I went through phases – sometimes needing something more fulfilling, eventually deciding that I was just being silly. I would always be on the look out for something new, something different. I applied for other jobs, interviewed for some, even got offered positions, and then turned each one down because I wasn’t ready to leave my comfort zone. What am I doing? I should be happy with what I already have! But I never was. Not for long. The depressing cycle would repeat itself whenever it could find a window of opportunity. Maybe it’s just our generation/age. Maybe being young makes us fidgety, being blessed makes us discontent, being fed makes us greedier. And so, convincing myself with that, I made myself stay. Be content. Persevere, earn good money, save, and do the things I’ve always wanted to do.
Things I’ve always wanted to do. I thought I had all the time to do whatever I wanted because I didn’t work 9am-6pm, Monday-Friday. Then it turned out, I didn’t have much I could do because most things cater to those who work 9am-6pm, Monday-Friday. I couldn’t do what most could do because I’d often be working when others aren’t. I thought I’d save what I earn and do what I want to do later. I ended up using the money to buy things to make myself happier because I wasn’t all that happy at work. I justified my expenditure with the money I was earning working at a job that I didn’t truly enjoy. Each thing I bought bought me some happiness. Then, it would lose its effect, and I would go out and get another one. Bags, shoes, stationery, events, holidays. Each purchase I made reminded me that I needed my job. Each purchase I made made the pay essential. How could I afford this if I don’t earn what I do? I’ll do what I want to do later. I planned my future and gave myself pats on the back for being motivated. Then, somehow, I lost sight of those plans. Later was quickly becoming who knows when.
Thankfully, there would always be one nagging thought that wouldn’t go away. Can I stay here forever? I asked myself that question, and tried imagining myself in that scenario. Forever? This isn’t what I set out to do, this isn’t who I want to become. It’s fun for a while, but forever? I don’t need that bag/shoe/notebook because I already have plenty. Holidays are great and I’d love to see more of the world, but holidays shouldn’t become one of the few things left that I look forward to. Am I really happy where I am when the desire to get away is so strong?
But I can’t leave because I need the money/hours/freedom. I can’t leave because I don’t know what I’d leave for.
It’s okay, there’s no rush. I’ll leave, eventually. Right?
Wrong. I wasn’t ever going to leave because I was giving myself reasons to stay. I didn’t need whatever I would tell myself I needed, but I would talk myself into thinking I needed it. It’s not that I didn’t know what to leave for; I just wasn’t brave enough to think hard/be adventurous. I was being my own handicap, and three years of doing that to myself was enough.

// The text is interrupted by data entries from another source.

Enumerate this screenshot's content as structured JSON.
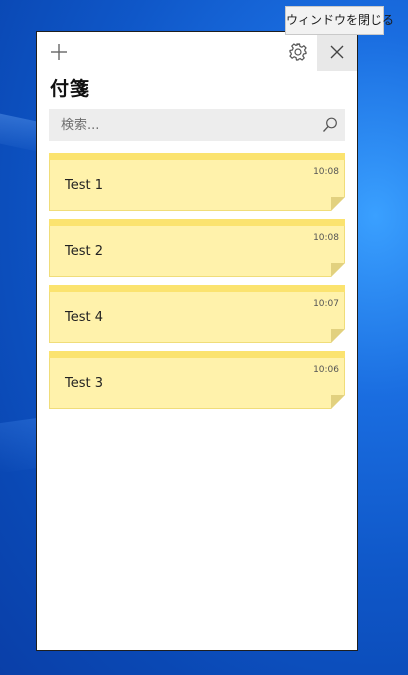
{
  "window": {
    "title": "付箋",
    "close_tooltip": "ウィンドウを閉じる"
  },
  "icons": {
    "add": "plus-icon",
    "settings": "gear-icon",
    "close": "close-icon",
    "search": "search-icon"
  },
  "search": {
    "placeholder": "検索..."
  },
  "notes": [
    {
      "text": "Test 1",
      "time": "10:08"
    },
    {
      "text": "Test 2",
      "time": "10:08"
    },
    {
      "text": "Test 4",
      "time": "10:07"
    },
    {
      "text": "Test 3",
      "time": "10:06"
    }
  ],
  "colors": {
    "note_body": "#fff2ab",
    "note_bar": "#fbe36f",
    "desktop": "#0f57c8"
  }
}
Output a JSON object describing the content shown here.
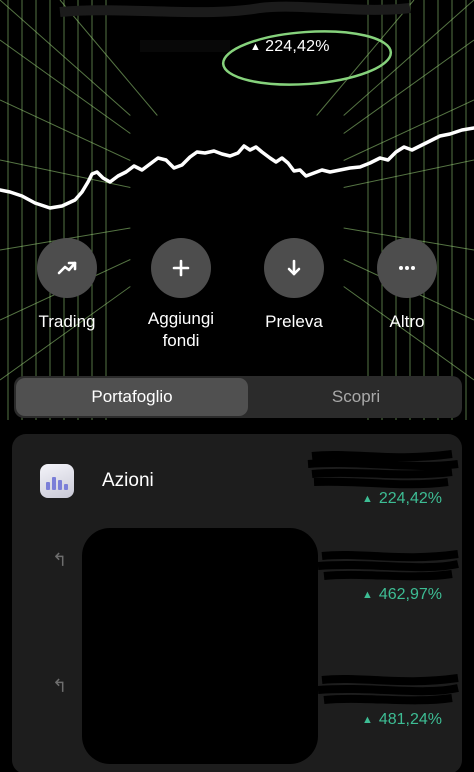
{
  "header": {
    "gain_text": "224,42%",
    "icons": {
      "gain_arrow": "triangle-up"
    }
  },
  "actions": [
    {
      "label": "Trading",
      "icon": "trend-up-icon"
    },
    {
      "label": "Aggiungi\nfondi",
      "icon": "plus-icon"
    },
    {
      "label": "Preleva",
      "icon": "arrow-down-icon"
    },
    {
      "label": "Altro",
      "icon": "more-dots-icon"
    }
  ],
  "tabs": {
    "active": "Portafoglio",
    "other": "Scopri"
  },
  "portfolio": {
    "category_title": "Azioni",
    "category_gain": "224,42%",
    "holdings": [
      {
        "gain": "462,97%"
      },
      {
        "gain": "481,24%"
      }
    ]
  },
  "colors": {
    "gain_green": "#3dbd94",
    "grid_green": "#9bd37a",
    "background": "#000000",
    "card": "#1d1d1d"
  }
}
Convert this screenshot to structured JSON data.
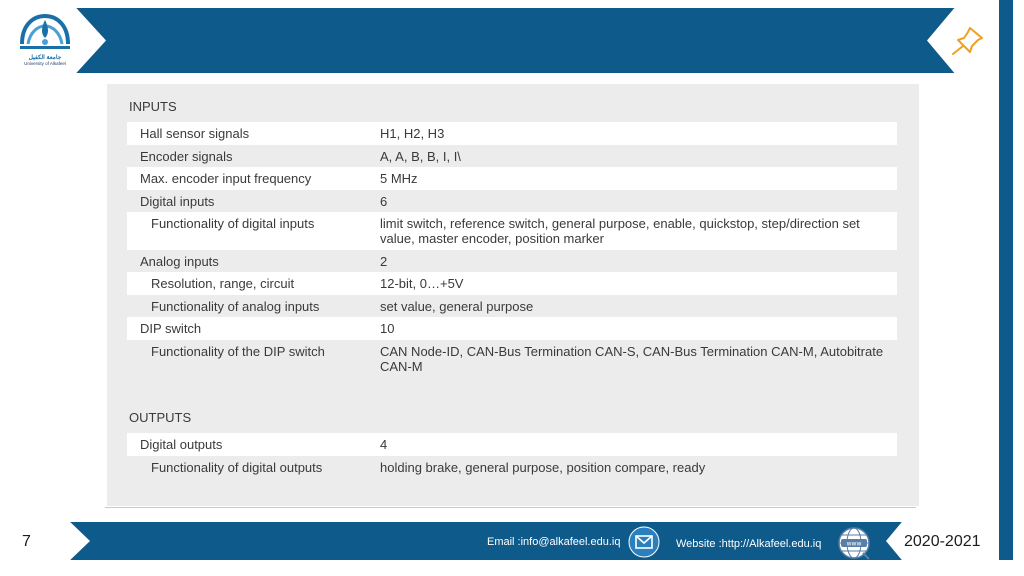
{
  "header": {
    "logo_text_ar": "جامعة الكفيل",
    "logo_text_en": "University of Alkafeel"
  },
  "inputs": {
    "heading": "INPUTS",
    "rows": [
      {
        "label": "Hall sensor signals",
        "value": "H1, H2, H3"
      },
      {
        "label": "Encoder signals",
        "value": "A, A, B, B, I, I\\"
      },
      {
        "label": "Max. encoder input frequency",
        "value": "5 MHz"
      },
      {
        "label": "Digital inputs",
        "value": "6"
      },
      {
        "label": "Functionality of digital inputs",
        "value": "limit switch, reference switch, general purpose, enable, quickstop, step/direction set value, master encoder, position marker"
      },
      {
        "label": "Analog inputs",
        "value": "2"
      },
      {
        "label": "Resolution, range, circuit",
        "value": "12-bit, 0…+5V"
      },
      {
        "label": "Functionality of analog inputs",
        "value": "set value, general purpose"
      },
      {
        "label": "DIP switch",
        "value": "10"
      },
      {
        "label": "Functionality of the DIP switch",
        "value": "CAN Node-ID, CAN-Bus Termination CAN-S, CAN-Bus Termination CAN-M, Autobitrate CAN-M"
      }
    ]
  },
  "outputs": {
    "heading": "OUTPUTS",
    "rows": [
      {
        "label": "Digital outputs",
        "value": "4"
      },
      {
        "label": "Functionality of digital outputs",
        "value": "holding brake, general purpose, position compare, ready"
      }
    ]
  },
  "footer": {
    "page_number": "7",
    "email": "Email :info@alkafeel.edu.iq",
    "website": "Website :http://Alkafeel.edu.iq",
    "year": "2020-2021"
  },
  "icons": {
    "logo": "university-logo",
    "pin": "pushpin-icon",
    "mail": "envelope-icon",
    "web": "globe-www-icon"
  },
  "colors": {
    "primary": "#0e5a8a",
    "panel": "#ececec",
    "pin": "#f0a020"
  }
}
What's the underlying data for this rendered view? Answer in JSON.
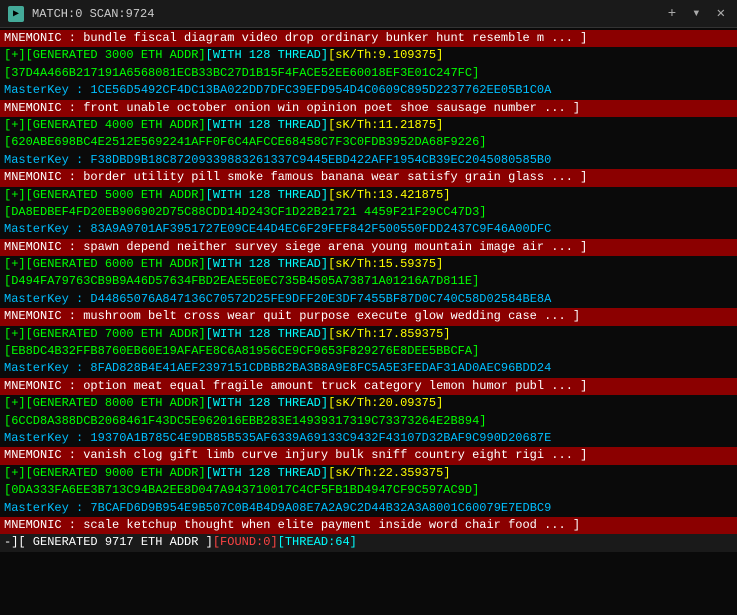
{
  "titleBar": {
    "icon": "▶",
    "text": "MATCH:0 SCAN:9724",
    "closeBtn": "✕",
    "addBtn": "+",
    "dropBtn": "▾"
  },
  "lines": [
    {
      "type": "mnemonic",
      "text": "MNEMONIC : bundle fiscal diagram video drop ordinary bunker hunt resemble m ... ]"
    },
    {
      "type": "generated",
      "text": "[+][GENERATED 3000 ETH ADDR][WITH 128 THREAD][sK/Th:9.109375]"
    },
    {
      "type": "addr",
      "text": "[37D4A466B217191A6568081ECB33BC27D1B15F4FACE52EE60018EF3E01C247FC]"
    },
    {
      "type": "masterkey",
      "text": "MasterKey : 1CE56D5492CF4DC13BA022DD7DFC39EFD954D4C0609C895D2237762EE05B1C0A"
    },
    {
      "type": "mnemonic",
      "text": "MNEMONIC : front unable october onion win opinion poet shoe sausage number ... ]"
    },
    {
      "type": "generated",
      "text": "[+][GENERATED 4000 ETH ADDR][WITH 128 THREAD][sK/Th:11.21875]"
    },
    {
      "type": "addr",
      "text": "[620ABE698BC4E2512E5692241AFF0F6C4AFCCE68458C7F3C0FDB3952DA68F9226]"
    },
    {
      "type": "masterkey",
      "text": "MasterKey : F38DBD9B18C87209339883261337C9445EBD422AFF1954CB39EC2045080585B0"
    },
    {
      "type": "mnemonic",
      "text": "MNEMONIC : border utility pill smoke famous banana wear satisfy grain glass ... ]"
    },
    {
      "type": "generated",
      "text": "[+][GENERATED 5000 ETH ADDR][WITH 128 THREAD][sK/Th:13.421875]"
    },
    {
      "type": "addr",
      "text": "[DA8EDBEF4FD20EB906902D75C88CDD14D243CF1D22B21721 4459F21F29CC47D3]"
    },
    {
      "type": "masterkey",
      "text": "MasterKey : 83A9A9701AF3951727E09CE44D4EC6F29FEF842F500550FDD2437C9F46A00DFC"
    },
    {
      "type": "mnemonic",
      "text": "MNEMONIC : spawn depend neither survey siege arena young mountain image air ... ]"
    },
    {
      "type": "generated",
      "text": "[+][GENERATED 6000 ETH ADDR][WITH 128 THREAD][sK/Th:15.59375]"
    },
    {
      "type": "addr",
      "text": "[D494FA79763CB9B9A46D57634FBD2EAE5E0EC735B4505A73871A01216A7D811E]"
    },
    {
      "type": "masterkey",
      "text": "MasterKey : D44865076A847136C70572D25FE9DFF20E3DF7455BF87D0C740C58D02584BE8A"
    },
    {
      "type": "mnemonic",
      "text": "MNEMONIC : mushroom belt cross wear quit purpose execute glow wedding case ... ]"
    },
    {
      "type": "generated",
      "text": "[+][GENERATED 7000 ETH ADDR][WITH 128 THREAD][sK/Th:17.859375]"
    },
    {
      "type": "addr",
      "text": "[EB8DC4B32FFB8760EB60E19AFAFE8C6A81956CE9CF9653F829276E8DEE5BBCFA]"
    },
    {
      "type": "masterkey",
      "text": "MasterKey : 8FAD828B4E41AEF2397151CDBBB2BA3B8A9E8FC5A5E3FEDAF31AD0AEC96BDD24"
    },
    {
      "type": "mnemonic",
      "text": "MNEMONIC : option meat equal fragile amount truck category lemon humor publ ... ]"
    },
    {
      "type": "generated",
      "text": "[+][GENERATED 8000 ETH ADDR][WITH 128 THREAD][sK/Th:20.09375]"
    },
    {
      "type": "addr",
      "text": "[6CCD8A388DCB2068461F43DC5E962016EBB283E14939317319C73373264E2B894]"
    },
    {
      "type": "masterkey",
      "text": "MasterKey : 19370A1B785C4E9DB85B535AF6339A69133C9432F43107D32BAF9C990D20687E"
    },
    {
      "type": "mnemonic",
      "text": "MNEMONIC : vanish clog gift limb curve injury bulk sniff country eight rigi ... ]"
    },
    {
      "type": "generated",
      "text": "[+][GENERATED 9000 ETH ADDR][WITH 128 THREAD][sK/Th:22.359375]"
    },
    {
      "type": "addr",
      "text": "[0DA333FA6EE3B713C94BA2EE8D047A943710017C4CF5FB1BD4947CF9C597AC9D]"
    },
    {
      "type": "masterkey",
      "text": "MasterKey : 7BCAFD6D9B954E9B507C0B4B4D9A08E7A2A9C2D44B32A3A8001C60079E7EDBC9"
    },
    {
      "type": "mnemonic",
      "text": "MNEMONIC : scale ketchup thought when elite payment inside word chair food ... ]"
    },
    {
      "type": "footer",
      "text": "-][ GENERATED 9717 ETH ADDR ][FOUND:0][THREAD:64]"
    }
  ],
  "colors": {
    "mnemonicBg": "#8B0000",
    "addrColor": "#00ff00",
    "masterkeyColor": "#00bfff",
    "generatedColor": "#ffffff",
    "footerBg": "#1a1a1a"
  }
}
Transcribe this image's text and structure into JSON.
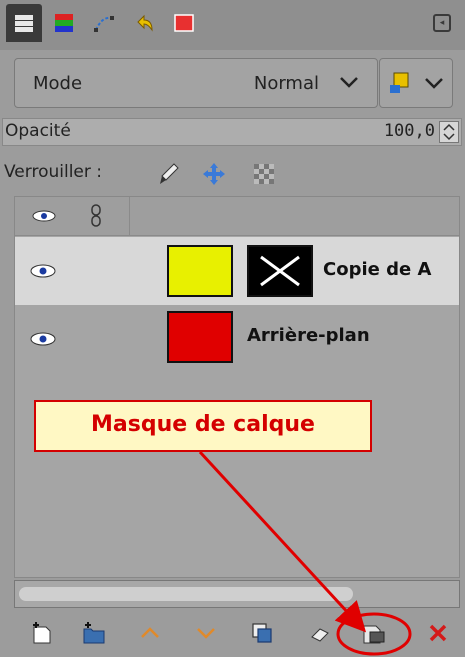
{
  "tabs": [
    {
      "name": "layers-tab-icon"
    },
    {
      "name": "channels-tab-icon"
    },
    {
      "name": "paths-tab-icon"
    },
    {
      "name": "undo-history-tab-icon"
    },
    {
      "name": "colormap-tab-icon"
    }
  ],
  "mode": {
    "label": "Mode",
    "value": "Normal"
  },
  "opacity": {
    "label": "Opacité",
    "value": "100,0"
  },
  "lock": {
    "label": "Verrouiller :"
  },
  "layers": [
    {
      "name": "Copie de A",
      "thumb_color": "#e8f000",
      "has_mask": true,
      "selected": true
    },
    {
      "name": "Arrière-plan",
      "thumb_color": "#e00000",
      "has_mask": false,
      "selected": false
    }
  ],
  "annotation": {
    "label": "Masque de calque",
    "color": "#d40000"
  },
  "colors": {
    "accent_red": "#d40000",
    "panel_bg": "#9c9c9c"
  }
}
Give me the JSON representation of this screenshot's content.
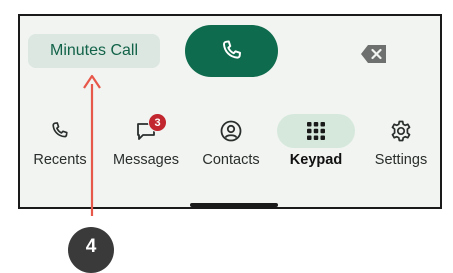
{
  "top": {
    "minutes_call_label": "Minutes Call"
  },
  "nav": {
    "items": [
      {
        "label": "Recents",
        "icon": "phone-handset-icon"
      },
      {
        "label": "Messages",
        "icon": "message-icon",
        "badge": "3"
      },
      {
        "label": "Contacts",
        "icon": "person-circle-icon"
      },
      {
        "label": "Keypad",
        "icon": "dialpad-icon",
        "active": true
      },
      {
        "label": "Settings",
        "icon": "gear-icon"
      }
    ]
  },
  "annotation": {
    "step_number": "4"
  },
  "colors": {
    "accent": "#0f6b4d",
    "chip_bg": "#dbe7e0",
    "active_pill": "#d6e8dc",
    "badge": "#c2262e",
    "annotation_arrow": "#e8584a",
    "step_circle": "#3a3a3a"
  }
}
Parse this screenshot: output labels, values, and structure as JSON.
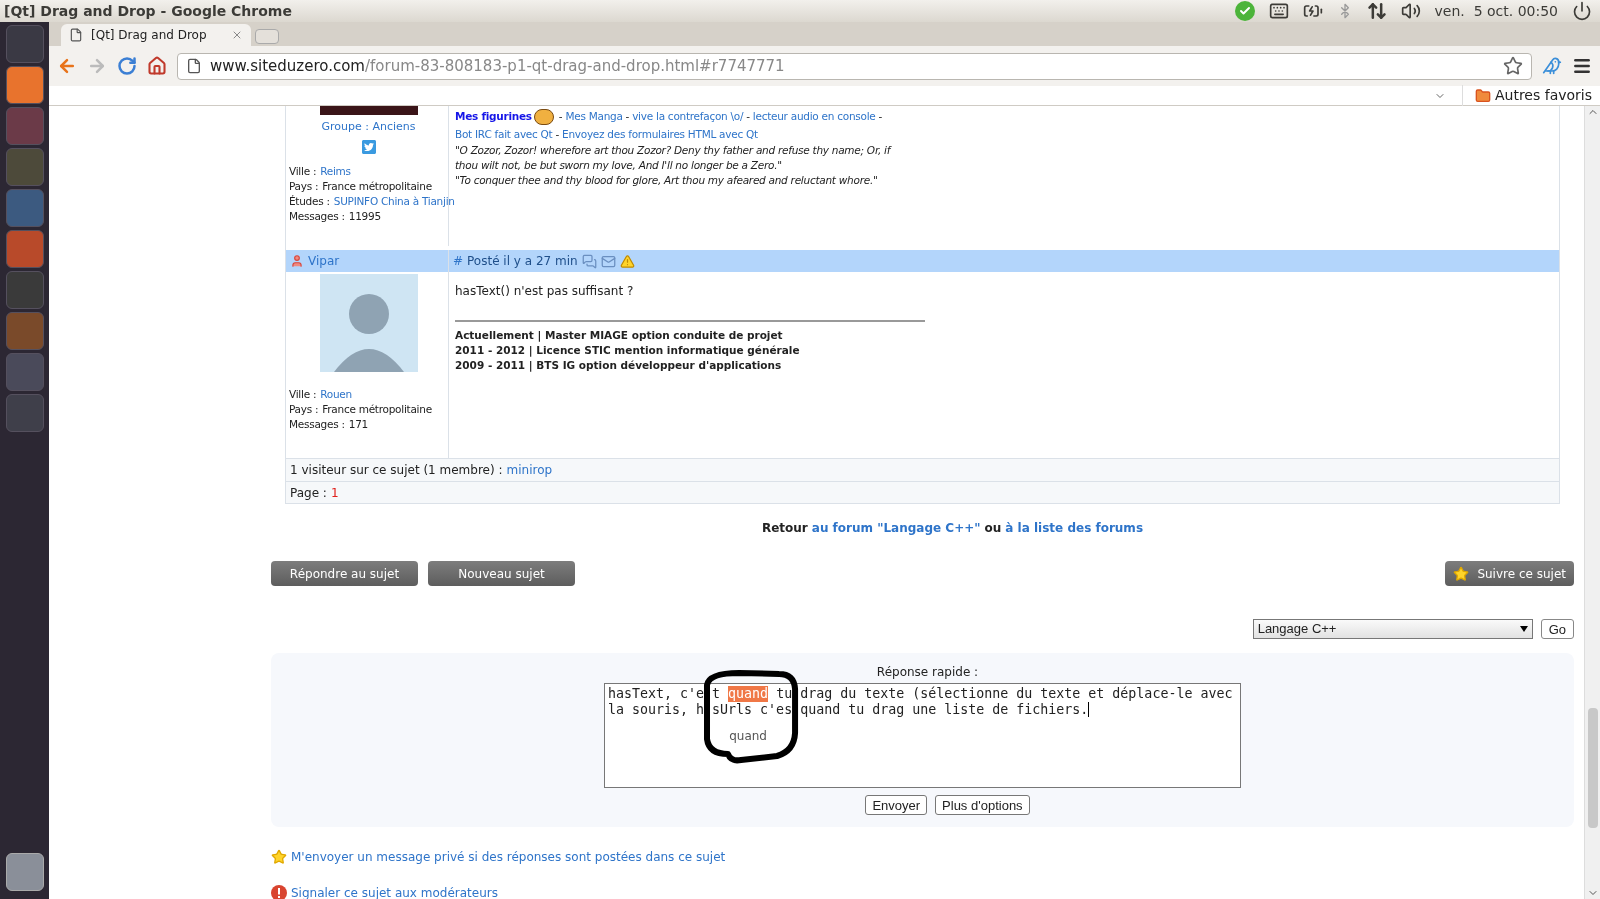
{
  "window": {
    "title": "[Qt] Drag and Drop - Google Chrome"
  },
  "top_panel": {
    "clock": "ven.  5 oct. 00:50"
  },
  "browser": {
    "tabs": [
      {
        "label": "[Qt] Drag and Drop",
        "selected": true
      }
    ],
    "url_host": "www.siteduzero.com",
    "url_path": "/forum-83-808183-p1-qt-drag-and-drop.html#r7747771",
    "bookmarks": [
      "Autres favoris"
    ]
  },
  "first_post": {
    "group": "Groupe : Anciens",
    "details": [
      {
        "label": "Ville :",
        "value": "Reims",
        "link": true
      },
      {
        "label": "Pays :",
        "value": "France métropolitaine",
        "link": false
      },
      {
        "label": "Études :",
        "value": "SUPINFO China à Tianjin",
        "link": true
      },
      {
        "label": "Messages :",
        "value": "11995",
        "link": false
      }
    ],
    "signature_title": "Mes figurines",
    "separator": "-",
    "signature_links": [
      "Mes Manga",
      "vive la contrefaçon \\o/",
      "lecteur audio en console",
      "Bot IRC fait avec Qt",
      "Envoyez des formulaires HTML avec Qt"
    ],
    "quotes": [
      "\"O Zozor, Zozor! wherefore art thou Zozor? Deny thy father and refuse thy name; Or, if thou wilt not, be but sworn my love, And I'll no longer be a Zero.\"",
      "\"To conquer thee and thy blood for glore, Art thou my afeared and reluctant whore.\""
    ]
  },
  "second_post": {
    "author": "Vipar",
    "anchor": "#",
    "posted": "Posté il y a 27 min",
    "body": "hasText() n'est pas suffisant ?",
    "signature": [
      "Actuellement | Master MIAGE option conduite de projet",
      "2011 - 2012 | Licence STIC mention informatique générale",
      "2009 - 2011 | BTS IG option développeur d'applications"
    ],
    "details": [
      {
        "label": "Ville :",
        "value": "Rouen",
        "link": true
      },
      {
        "label": "Pays :",
        "value": "France métropolitaine",
        "link": false
      },
      {
        "label": "Messages :",
        "value": "171",
        "link": false
      }
    ]
  },
  "visitors": {
    "text": "1 visiteur sur ce sujet (1 membre) :",
    "members": [
      "minirop"
    ]
  },
  "pagination": {
    "label": "Page :",
    "pages": [
      {
        "label": "1",
        "selected": true
      }
    ]
  },
  "back": {
    "prefix": "Retour",
    "first_link": "au forum \"Langage C++\"",
    "joiner": "ou",
    "second_link": "à la liste des forums"
  },
  "actions": [
    "Répondre au sujet",
    "Nouveau sujet"
  ],
  "follow": "Suivre ce sujet",
  "forum_jump": {
    "value": "Langage C++",
    "button": "Go"
  },
  "quick_reply": {
    "title": "Réponse rapide :",
    "lines": [
      {
        "fragments": [
          {
            "text": "hasText, c'e",
            "selected": false
          },
          {
            "text": "t",
            "selected": false
          },
          {
            "text": "quand",
            "selected": true
          },
          {
            "text": "tu",
            "selected": false
          },
          {
            "text": "drag du texte (sélectionne du texte et déplace-le avec",
            "selected": false
          }
        ]
      },
      {
        "fragments": [
          {
            "text": "la souris, h",
            "selected": false
          },
          {
            "text": "sUrls c'es",
            "selected": false
          },
          {
            "text": "quand tu drag une liste de fichiers.",
            "selected": false
          }
        ]
      }
    ],
    "drag_ghost": "quand",
    "buttons": [
      "Envoyer",
      "Plus d'options"
    ]
  },
  "footer_links": [
    {
      "kind": "star",
      "label": "M'envoyer un message privé si des réponses sont postées dans ce sujet"
    },
    {
      "kind": "alert",
      "label": "Signaler ce sujet aux modérateurs"
    }
  ]
}
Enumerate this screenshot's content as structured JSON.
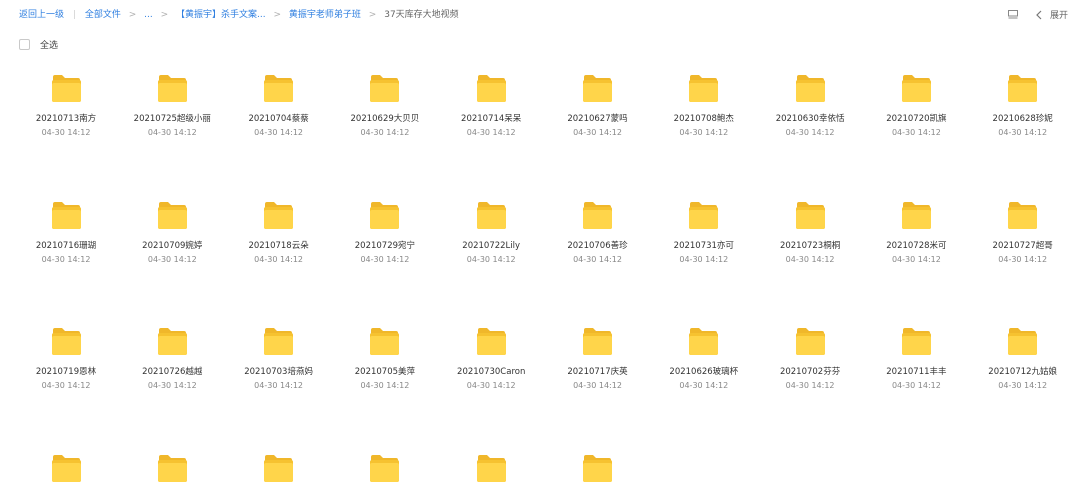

Yesterday was the last day at work. I left a job that was gradually eating away my spark. I don’t know if I’ll be happier. I’m not going to earn as much. I’ll have to stick to regular working hours. I’ll earn less and work more. It’s going to be difficult, because I’ve gotten used to easy.
But for the first time in a long while, I’m truly excited. I’m going to work hard at earning a living, and spend that hard earned money on things that I truly need. I’ll cherish the time I have outside of work, because time will become precious again. I’ll finally be doing something that feels like I’m actually doing something for people other than myself.
I’m terrified. And excited at the same time.
I’m finally moving forward.
Happy Source: Me